On July 21, 2010, President Barack Obama signed into law the Dodd-Frank Wall Street Reform and Consumer Protection Act, aimed at ensuring the financial system would never again bring the U.S. to the brink of economic disaster. Five years later, the job remains far from done.
Consider, for example, the law’s impact on bank capital, a crucial element in protecting the economy from financial shocks. Also known as equity, this is the money provided to institutions by their shareholders. Unlike most types of debt, it doesn’t have to be paid back — a feature that allows banks to absorb losses and keep lending in bad times. The government had to rescue banks during the 2008 crisis because the cushion was insufficient.
To some extent, regulators have used their powers under Dodd-Frank to require more capital. As of Dec. 31, the six largest U.S. banks had, on average, about $5 in equity for every $100 in assets (calculated according to international accounting standards).
All else equal, that’s enough to absorb a 5 percent loss on assets, up from less than 4 percent in June 2012.
Problem is, the increased buffer remains dangerously thin. Even a hint that banks would come close to exhausting their equity could freeze the financial system — and losses can easily approach 5 percent.
Back in 2009, when U.S. banks were still struggling to recover from the crisis, the International Monetary Fund estimated that their losses would amount to more than 8 percent of all the loans and securities they held.

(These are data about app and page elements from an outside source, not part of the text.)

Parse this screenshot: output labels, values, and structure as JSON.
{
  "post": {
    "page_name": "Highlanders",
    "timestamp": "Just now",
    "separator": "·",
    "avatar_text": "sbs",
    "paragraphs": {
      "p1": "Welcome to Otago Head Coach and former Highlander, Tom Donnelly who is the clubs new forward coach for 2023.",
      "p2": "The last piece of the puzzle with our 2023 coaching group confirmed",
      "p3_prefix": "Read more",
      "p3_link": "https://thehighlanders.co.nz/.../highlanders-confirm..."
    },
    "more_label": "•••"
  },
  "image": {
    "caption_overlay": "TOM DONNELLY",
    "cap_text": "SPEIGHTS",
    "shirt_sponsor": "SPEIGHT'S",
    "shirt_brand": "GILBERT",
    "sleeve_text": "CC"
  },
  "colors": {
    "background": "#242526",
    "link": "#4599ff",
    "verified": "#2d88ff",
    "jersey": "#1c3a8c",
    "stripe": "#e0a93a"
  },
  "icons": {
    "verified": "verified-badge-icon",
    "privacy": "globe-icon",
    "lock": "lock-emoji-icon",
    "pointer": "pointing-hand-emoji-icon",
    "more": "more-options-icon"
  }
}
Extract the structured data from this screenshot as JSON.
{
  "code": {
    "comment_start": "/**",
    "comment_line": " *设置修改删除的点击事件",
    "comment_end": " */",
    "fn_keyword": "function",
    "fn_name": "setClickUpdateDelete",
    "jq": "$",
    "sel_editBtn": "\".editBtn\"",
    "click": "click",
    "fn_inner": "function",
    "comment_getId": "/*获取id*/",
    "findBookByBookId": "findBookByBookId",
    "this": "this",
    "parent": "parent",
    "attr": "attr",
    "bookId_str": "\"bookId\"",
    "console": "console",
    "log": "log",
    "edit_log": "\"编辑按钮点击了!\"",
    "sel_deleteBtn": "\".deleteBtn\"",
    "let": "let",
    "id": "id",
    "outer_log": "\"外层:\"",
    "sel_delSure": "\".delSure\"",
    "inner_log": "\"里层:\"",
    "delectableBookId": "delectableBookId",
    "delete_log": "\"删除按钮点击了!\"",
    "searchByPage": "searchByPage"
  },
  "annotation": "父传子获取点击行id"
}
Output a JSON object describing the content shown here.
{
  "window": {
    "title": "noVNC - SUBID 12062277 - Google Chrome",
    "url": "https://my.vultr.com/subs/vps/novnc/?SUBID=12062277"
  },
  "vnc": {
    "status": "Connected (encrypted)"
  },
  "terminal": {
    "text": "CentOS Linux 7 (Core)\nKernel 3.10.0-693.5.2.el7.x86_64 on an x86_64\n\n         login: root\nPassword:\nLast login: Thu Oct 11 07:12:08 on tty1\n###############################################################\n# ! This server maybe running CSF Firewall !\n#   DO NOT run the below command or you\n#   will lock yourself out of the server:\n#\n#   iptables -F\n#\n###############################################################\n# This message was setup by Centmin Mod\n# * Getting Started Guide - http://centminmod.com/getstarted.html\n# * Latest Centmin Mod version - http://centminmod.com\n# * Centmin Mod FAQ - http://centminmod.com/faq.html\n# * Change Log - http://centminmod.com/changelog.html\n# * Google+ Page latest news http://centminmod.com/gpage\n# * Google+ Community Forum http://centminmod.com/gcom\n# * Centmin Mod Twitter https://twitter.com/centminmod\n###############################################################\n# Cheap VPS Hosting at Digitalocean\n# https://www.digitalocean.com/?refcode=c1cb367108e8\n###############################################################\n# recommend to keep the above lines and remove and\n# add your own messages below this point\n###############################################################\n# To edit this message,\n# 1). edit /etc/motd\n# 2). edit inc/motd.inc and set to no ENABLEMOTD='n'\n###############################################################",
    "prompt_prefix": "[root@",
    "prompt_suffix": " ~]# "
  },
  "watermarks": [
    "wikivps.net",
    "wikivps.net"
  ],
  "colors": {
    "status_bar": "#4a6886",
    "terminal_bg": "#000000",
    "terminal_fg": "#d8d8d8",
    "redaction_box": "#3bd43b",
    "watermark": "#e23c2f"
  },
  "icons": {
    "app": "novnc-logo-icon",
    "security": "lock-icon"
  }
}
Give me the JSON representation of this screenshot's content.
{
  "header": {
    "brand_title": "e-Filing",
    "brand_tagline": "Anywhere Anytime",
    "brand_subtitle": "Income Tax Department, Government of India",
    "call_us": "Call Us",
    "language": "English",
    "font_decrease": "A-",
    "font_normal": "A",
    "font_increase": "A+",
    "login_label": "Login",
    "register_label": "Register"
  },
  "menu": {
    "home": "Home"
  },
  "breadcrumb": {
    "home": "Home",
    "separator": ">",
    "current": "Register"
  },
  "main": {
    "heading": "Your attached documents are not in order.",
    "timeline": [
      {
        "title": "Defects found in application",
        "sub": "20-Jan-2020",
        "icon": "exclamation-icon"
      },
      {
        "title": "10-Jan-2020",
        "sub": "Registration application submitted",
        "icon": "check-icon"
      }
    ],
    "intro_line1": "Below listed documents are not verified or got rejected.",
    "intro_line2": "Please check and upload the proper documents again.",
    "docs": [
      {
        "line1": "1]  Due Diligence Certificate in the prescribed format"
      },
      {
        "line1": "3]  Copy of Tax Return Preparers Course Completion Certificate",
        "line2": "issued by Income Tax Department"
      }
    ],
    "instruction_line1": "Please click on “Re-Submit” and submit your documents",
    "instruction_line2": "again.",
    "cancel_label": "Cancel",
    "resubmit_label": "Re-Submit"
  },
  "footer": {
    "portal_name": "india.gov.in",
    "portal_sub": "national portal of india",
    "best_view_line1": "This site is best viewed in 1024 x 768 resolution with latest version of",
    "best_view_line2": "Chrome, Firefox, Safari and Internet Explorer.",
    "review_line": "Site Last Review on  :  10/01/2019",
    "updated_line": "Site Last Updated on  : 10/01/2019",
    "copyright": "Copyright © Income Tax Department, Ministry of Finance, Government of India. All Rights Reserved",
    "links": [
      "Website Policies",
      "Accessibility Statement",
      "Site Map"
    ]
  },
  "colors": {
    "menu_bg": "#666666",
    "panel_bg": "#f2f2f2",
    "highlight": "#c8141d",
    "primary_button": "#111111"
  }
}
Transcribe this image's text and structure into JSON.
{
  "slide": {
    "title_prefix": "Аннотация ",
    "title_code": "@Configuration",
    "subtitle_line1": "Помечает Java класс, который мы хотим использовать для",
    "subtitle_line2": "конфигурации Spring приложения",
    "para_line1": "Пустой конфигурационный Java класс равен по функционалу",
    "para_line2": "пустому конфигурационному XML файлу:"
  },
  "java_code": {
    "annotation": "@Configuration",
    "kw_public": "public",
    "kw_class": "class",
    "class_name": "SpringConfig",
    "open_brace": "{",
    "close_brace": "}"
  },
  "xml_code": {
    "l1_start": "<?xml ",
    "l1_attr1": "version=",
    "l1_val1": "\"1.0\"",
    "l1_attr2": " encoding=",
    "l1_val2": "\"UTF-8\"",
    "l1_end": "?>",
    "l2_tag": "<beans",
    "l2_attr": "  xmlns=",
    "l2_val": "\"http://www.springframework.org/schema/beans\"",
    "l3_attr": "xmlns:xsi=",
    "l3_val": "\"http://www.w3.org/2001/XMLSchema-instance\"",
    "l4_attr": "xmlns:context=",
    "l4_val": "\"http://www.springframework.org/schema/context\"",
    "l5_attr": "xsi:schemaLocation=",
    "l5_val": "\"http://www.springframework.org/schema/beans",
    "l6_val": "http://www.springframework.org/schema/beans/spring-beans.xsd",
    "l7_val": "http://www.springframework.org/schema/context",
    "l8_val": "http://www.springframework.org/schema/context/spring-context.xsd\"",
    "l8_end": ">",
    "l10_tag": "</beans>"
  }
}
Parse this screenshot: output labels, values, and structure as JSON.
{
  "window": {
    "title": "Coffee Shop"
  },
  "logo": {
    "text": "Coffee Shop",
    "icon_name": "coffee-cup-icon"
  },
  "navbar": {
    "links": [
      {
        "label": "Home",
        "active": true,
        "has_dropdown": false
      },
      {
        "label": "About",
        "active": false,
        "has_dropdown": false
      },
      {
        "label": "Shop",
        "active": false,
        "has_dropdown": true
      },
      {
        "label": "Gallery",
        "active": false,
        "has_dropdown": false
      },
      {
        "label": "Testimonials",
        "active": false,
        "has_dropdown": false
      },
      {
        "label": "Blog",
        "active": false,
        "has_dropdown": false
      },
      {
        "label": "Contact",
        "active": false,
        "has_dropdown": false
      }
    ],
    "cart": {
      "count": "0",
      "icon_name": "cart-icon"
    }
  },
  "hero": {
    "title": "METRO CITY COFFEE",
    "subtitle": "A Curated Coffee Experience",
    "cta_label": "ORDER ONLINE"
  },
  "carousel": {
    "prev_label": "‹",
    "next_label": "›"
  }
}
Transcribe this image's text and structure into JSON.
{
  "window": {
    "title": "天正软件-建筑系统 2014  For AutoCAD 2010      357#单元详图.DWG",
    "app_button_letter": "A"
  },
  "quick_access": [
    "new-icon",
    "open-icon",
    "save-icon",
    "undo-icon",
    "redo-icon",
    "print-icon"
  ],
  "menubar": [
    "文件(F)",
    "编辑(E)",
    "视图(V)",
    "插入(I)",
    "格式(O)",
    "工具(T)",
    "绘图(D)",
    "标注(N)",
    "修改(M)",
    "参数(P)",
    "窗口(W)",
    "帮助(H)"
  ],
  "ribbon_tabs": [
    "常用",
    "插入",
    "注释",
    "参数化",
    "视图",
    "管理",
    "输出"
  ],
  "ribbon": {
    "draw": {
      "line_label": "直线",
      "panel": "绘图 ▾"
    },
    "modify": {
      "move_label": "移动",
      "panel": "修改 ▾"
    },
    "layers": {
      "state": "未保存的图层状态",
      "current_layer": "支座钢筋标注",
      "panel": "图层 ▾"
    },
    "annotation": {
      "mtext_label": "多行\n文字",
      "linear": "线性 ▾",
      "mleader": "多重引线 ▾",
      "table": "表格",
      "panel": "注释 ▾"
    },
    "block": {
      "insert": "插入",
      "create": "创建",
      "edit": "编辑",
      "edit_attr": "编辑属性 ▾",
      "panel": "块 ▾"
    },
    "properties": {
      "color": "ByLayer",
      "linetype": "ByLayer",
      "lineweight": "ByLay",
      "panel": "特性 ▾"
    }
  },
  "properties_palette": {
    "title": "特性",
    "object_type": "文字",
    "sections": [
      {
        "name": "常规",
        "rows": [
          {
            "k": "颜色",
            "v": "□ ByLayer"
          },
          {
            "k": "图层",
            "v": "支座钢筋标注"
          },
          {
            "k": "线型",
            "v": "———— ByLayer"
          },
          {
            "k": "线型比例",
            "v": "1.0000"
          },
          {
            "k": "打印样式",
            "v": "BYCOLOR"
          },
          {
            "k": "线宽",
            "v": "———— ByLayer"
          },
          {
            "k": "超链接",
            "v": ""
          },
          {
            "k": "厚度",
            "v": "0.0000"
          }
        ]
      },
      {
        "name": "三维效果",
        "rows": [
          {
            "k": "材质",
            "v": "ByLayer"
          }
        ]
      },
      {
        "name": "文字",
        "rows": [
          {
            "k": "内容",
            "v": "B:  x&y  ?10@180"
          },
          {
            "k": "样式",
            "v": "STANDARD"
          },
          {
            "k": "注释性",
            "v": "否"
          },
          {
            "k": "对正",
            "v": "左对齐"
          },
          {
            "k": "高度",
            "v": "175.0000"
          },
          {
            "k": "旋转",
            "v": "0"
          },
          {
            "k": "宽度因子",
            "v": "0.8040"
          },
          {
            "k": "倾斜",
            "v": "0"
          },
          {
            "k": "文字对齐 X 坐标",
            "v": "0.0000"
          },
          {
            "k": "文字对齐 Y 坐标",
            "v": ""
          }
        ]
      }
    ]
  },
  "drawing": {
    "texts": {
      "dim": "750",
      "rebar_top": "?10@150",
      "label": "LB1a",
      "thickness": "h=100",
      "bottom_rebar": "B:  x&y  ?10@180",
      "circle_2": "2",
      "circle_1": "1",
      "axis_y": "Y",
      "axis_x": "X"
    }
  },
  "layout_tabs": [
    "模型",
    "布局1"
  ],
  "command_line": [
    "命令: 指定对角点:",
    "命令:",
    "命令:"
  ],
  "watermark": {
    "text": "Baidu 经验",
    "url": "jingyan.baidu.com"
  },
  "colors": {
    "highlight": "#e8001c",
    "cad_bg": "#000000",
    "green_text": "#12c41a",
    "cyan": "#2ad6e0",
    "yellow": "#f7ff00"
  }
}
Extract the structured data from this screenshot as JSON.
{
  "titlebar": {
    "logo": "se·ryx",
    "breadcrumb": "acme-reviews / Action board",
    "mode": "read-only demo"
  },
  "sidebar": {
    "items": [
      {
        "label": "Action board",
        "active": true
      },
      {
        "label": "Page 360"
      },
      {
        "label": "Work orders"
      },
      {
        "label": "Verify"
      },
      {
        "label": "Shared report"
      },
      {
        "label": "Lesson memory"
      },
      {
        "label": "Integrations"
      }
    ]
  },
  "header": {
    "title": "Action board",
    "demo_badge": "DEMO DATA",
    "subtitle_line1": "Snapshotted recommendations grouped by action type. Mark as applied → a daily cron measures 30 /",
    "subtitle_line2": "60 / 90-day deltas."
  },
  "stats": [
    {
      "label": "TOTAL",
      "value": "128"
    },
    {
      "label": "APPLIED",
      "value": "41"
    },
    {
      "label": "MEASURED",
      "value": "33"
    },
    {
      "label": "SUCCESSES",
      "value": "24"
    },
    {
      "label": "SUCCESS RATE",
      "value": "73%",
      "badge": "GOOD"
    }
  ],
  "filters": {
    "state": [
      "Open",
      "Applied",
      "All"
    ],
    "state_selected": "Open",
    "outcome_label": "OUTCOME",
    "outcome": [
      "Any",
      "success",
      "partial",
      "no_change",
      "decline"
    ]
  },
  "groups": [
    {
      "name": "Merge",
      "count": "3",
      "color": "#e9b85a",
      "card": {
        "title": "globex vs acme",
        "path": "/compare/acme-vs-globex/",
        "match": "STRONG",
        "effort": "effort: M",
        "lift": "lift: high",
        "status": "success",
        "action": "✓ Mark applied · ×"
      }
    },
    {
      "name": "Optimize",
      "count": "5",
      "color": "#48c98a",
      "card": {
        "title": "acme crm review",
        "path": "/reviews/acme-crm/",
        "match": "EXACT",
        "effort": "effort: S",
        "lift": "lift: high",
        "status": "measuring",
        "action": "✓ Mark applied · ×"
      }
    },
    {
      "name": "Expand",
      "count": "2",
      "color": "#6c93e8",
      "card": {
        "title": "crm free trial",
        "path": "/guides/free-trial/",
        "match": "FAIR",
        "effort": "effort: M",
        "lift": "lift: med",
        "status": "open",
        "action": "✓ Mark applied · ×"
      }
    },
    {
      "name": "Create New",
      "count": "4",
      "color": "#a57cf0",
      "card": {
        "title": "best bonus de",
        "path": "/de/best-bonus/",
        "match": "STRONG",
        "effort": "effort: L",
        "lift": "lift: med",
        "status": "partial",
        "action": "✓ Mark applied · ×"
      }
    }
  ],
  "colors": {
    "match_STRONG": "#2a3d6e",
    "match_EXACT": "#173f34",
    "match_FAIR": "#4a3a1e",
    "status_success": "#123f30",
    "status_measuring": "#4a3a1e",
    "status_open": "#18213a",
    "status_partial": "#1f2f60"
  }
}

Given the size of some banks, the dollar amounts involved can be significant. Using information from stock markets, economists at New York University built a model that estimates how much capital banks would need to avoid distress in a severe crisis.
As of July 10, their analysis suggested that only one of the six largest U.S. banks, Wells Fargo, had enough. The other five had a total shortfall of $137 billion.
If the finances of big U.S. banks are so precarious, how can they function? The answer is that creditors expect the government to step in and rescue the institutions if they get into trouble.
This “too-big-to-fail” status allows the banks to borrow more cheaply than their inadequate capital cushions would otherwise allow — an implicit subsidy that benefits their executives and shareholders. Judging from recent research by economists at the New York Federal Reserve, the subsidy has so far survived Dodd-Frank’s efforts to eradicate it.
The law’s anniversary will undoubtedly elicit calls to roll back financial regulation. In some cases, such as community banking, changes would make sense. In core areas such as bank capital, however, regulators still have a long way to go.
If equity requirements were raised enough to eliminate implicit subsidies to the biggest banks, shareholders would have a greater incentive to break them up into more manageable — and more valuable — businesses. Perhaps then, regulation could be made simpler, too.
Mark Whitehouse writes editorials on global economics and finance for Bloomberg View.